What baffles Trumpian observers who rail against political correctness is the utterly foreign vocabulary that young people on the political left—especially those in hyper-articulate circles like ours—deploy in political conversations. “But have you considered the performativity of gender and the oppression of non-cis-white-male bodies in post-modern neo-colonialism?” This vocabulary takes getting used to. Just ask the first year student closest to you who didn’t go to a progressive private school in New York or the Bay Area. This vocabulary is a form of progress, however, despite the broad generalizations thrown at it such as the ones I have just rhetorically made. The English language is magnificent because of its malleability and precision. Many of us couldn’t imagine living in a country like France where language is so centralized that there is a specific government body that admits new words into the dictionary.
Yet my concern here is not the vocabulary of supposed political correctness, but rather the implications of it and how it feeds into the political polarization that is coming to define the early part of the 21st century in America. For every bright college student throwing out various isms on social media, there is a conservative Trump-supporting uncle or even millennial cousin who thinks that political correctness is the latest incarnation of fascism, rather than rounding up undocumented immigrants and Muslims into camps and registries. This can now be seen most clearly in the populist rise of Donald Trump and Bernie Sanders, whose supporters both want an authentic candidate who tells it like it is and brings about significant change, just on drastically different terms.
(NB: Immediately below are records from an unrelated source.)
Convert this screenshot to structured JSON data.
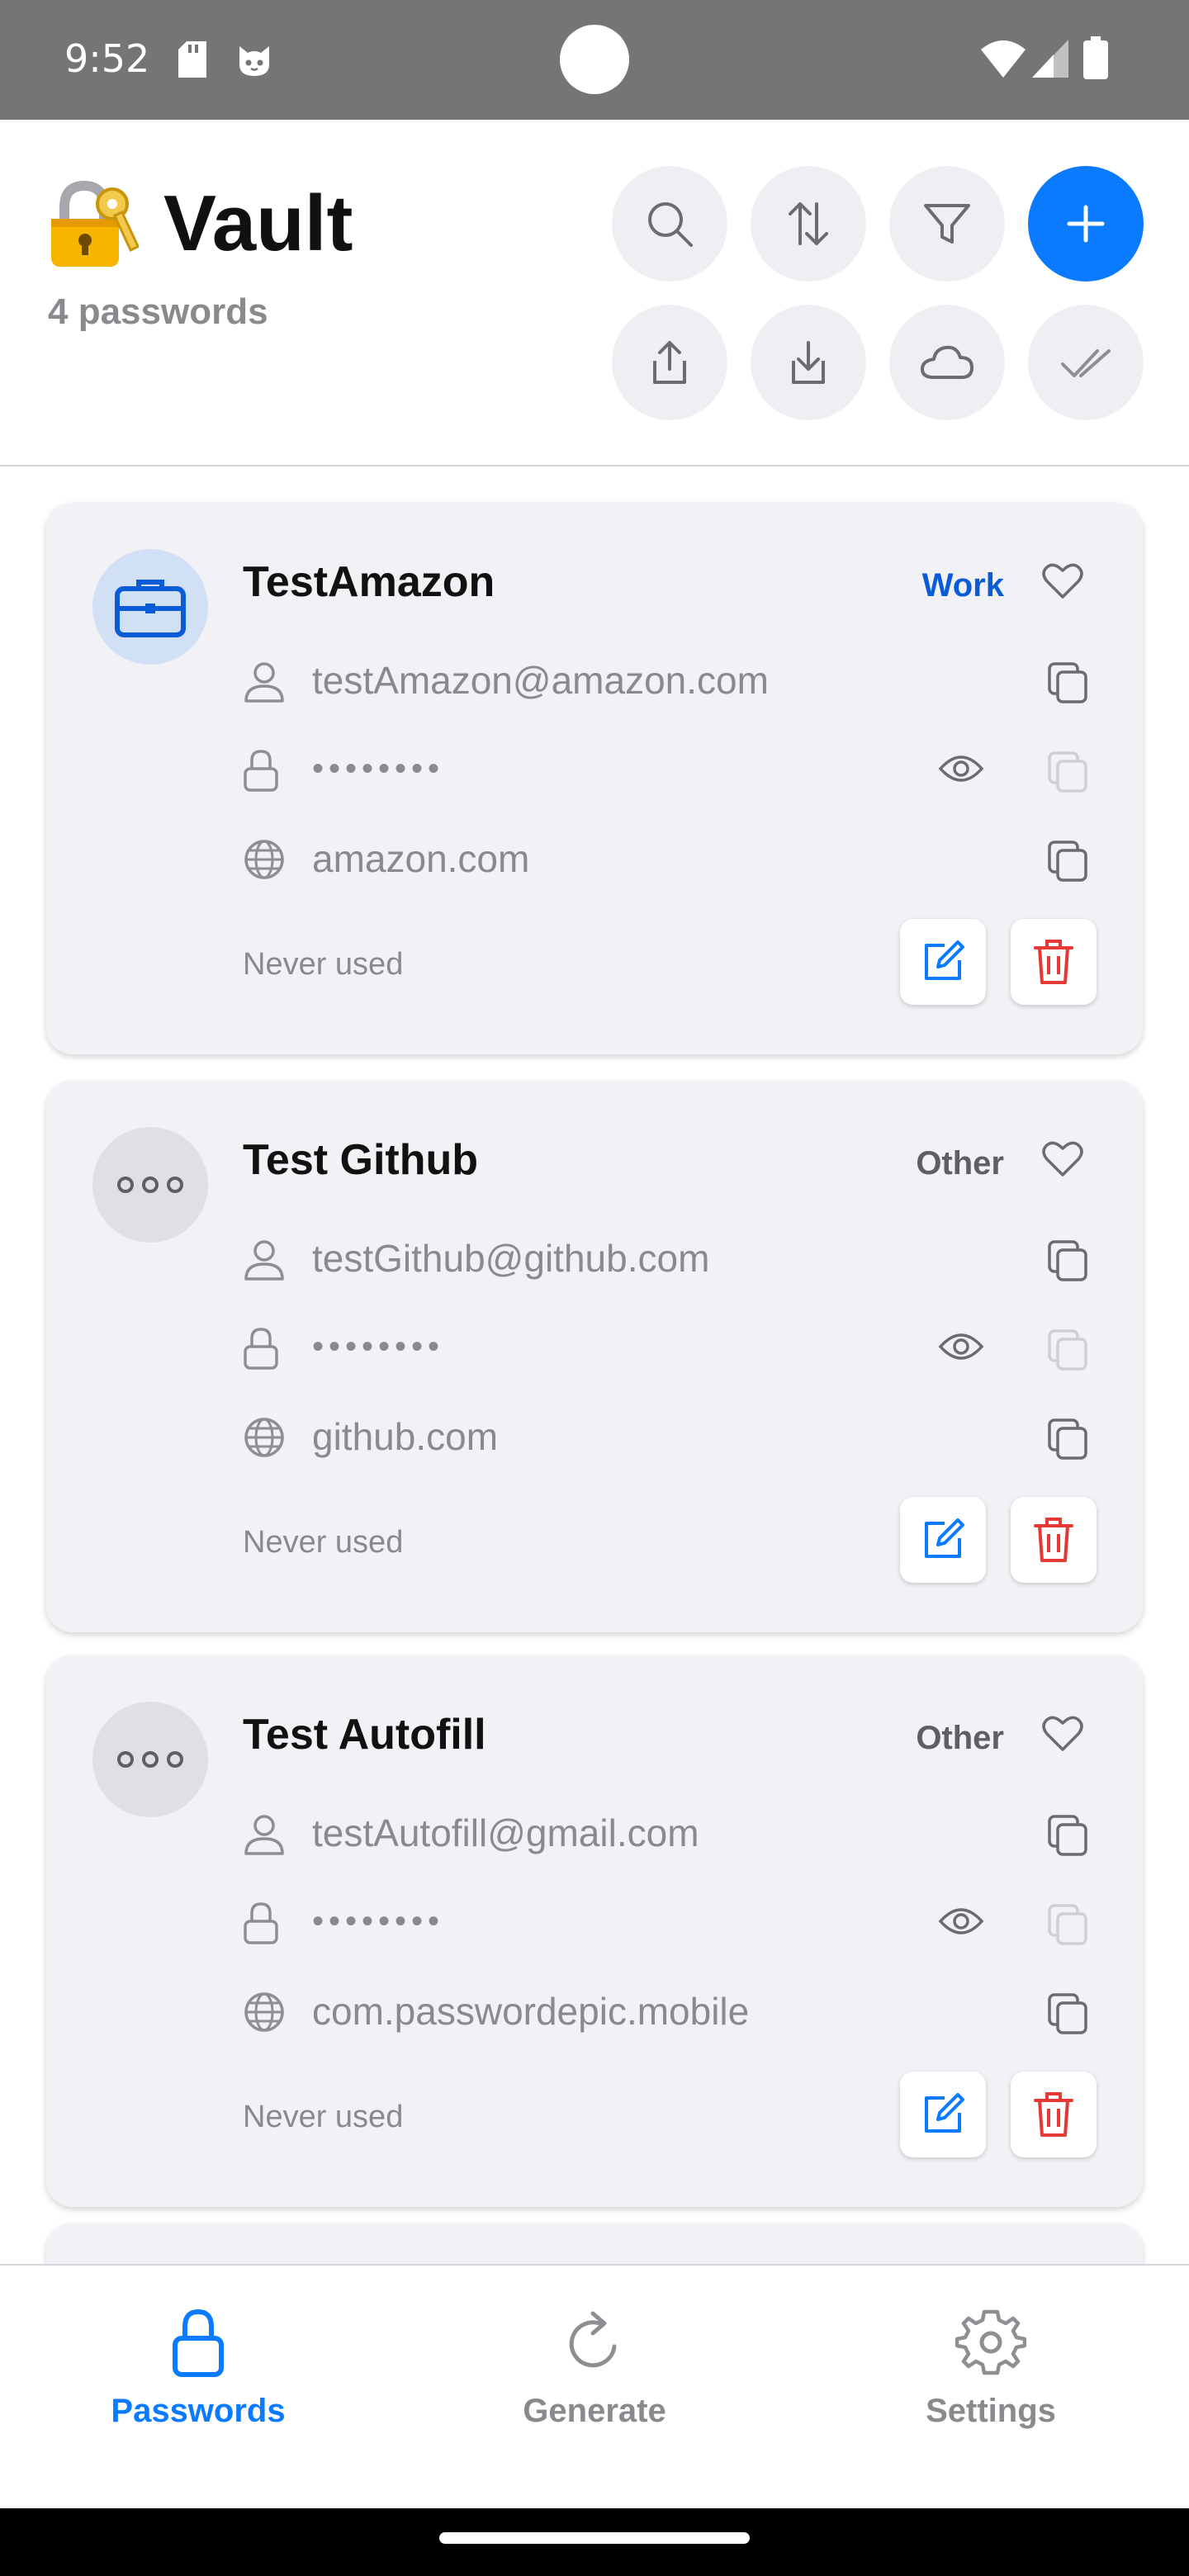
{
  "status_bar": {
    "time": "9:52"
  },
  "header": {
    "title": "Vault",
    "subtitle": "4 passwords",
    "actions": [
      "search-icon",
      "sort-icon",
      "filter-icon",
      "add-icon",
      "share-icon",
      "import-icon",
      "cloud-icon",
      "select-all-icon"
    ]
  },
  "entries": [
    {
      "title": "TestAmazon",
      "category": "Work",
      "category_color": "#0a5bd6",
      "username": "testAmazon@amazon.com",
      "password": "••••••••",
      "website": "amazon.com",
      "last_used": "Never used",
      "icon": "briefcase-icon"
    },
    {
      "title": "Test Github",
      "category": "Other",
      "category_color": "#5f5f63",
      "username": "testGithub@github.com",
      "password": "••••••••",
      "website": "github.com",
      "last_used": "Never used",
      "icon": "more-dots-icon"
    },
    {
      "title": "Test Autofill",
      "category": "Other",
      "category_color": "#5f5f63",
      "username": "testAutofill@gmail.com",
      "password": "••••••••",
      "website": "com.passwordepic.mobile",
      "last_used": "Never used",
      "icon": "more-dots-icon"
    }
  ],
  "bottom_nav": {
    "items": [
      {
        "label": "Passwords",
        "icon": "lock-icon",
        "active": true
      },
      {
        "label": "Generate",
        "icon": "refresh-icon",
        "active": false
      },
      {
        "label": "Settings",
        "icon": "gear-icon",
        "active": false
      }
    ]
  },
  "colors": {
    "accent": "#0a7bff",
    "danger": "#e53935",
    "card_bg": "#f2f2f6",
    "status_bar": "#757575"
  }
}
I have myriad problems with the Trump-Sanders comparison, but along the horseshoe theory of political science—where the radical sides of the left and right bend towards each other rather than continuing away from each other—these two camps are the political poles that we’ll be dealing with in American politics long after Trump and Sanders wither away.
These are large scale, big picture, macro-level problems that political candidates in their late sixties or early seventies do not have answers to, let alone college students. However, we are in a unique place to start doing something to assuage this intense polarization at the University. Although it would be grandiose to say that we are in a modern-day Athens in Middletown, Connecticut, we are in a small polis surrounded by some of the brightest and most accomplished people of our generation across disciplines. Every student admitted to Wesleyan was a prodigy or phenom of some sort in high school, from athletics to the arts, from the sciences to the humanities. Although it may sometimes feel overwhelming to that person who was published in high school or who worked for a really prestigious institution one summer, remember that you too did something, or more often several remarkable things to end up here in the first place, and that you will one day be shaping the politics and culture of the world in the 21st century in one way or another. So let’s talk to each other, in person, and start figuring out what we have in common first before we disagree over our differences later. Conversation by conversation, the Millennial Generation will go from having a negative connotation of lazy over-sharers on social media to the people who took on climate change, financial crises, genocide, and political polarization and ended up better for it. Let’s talk with each other, not past each other.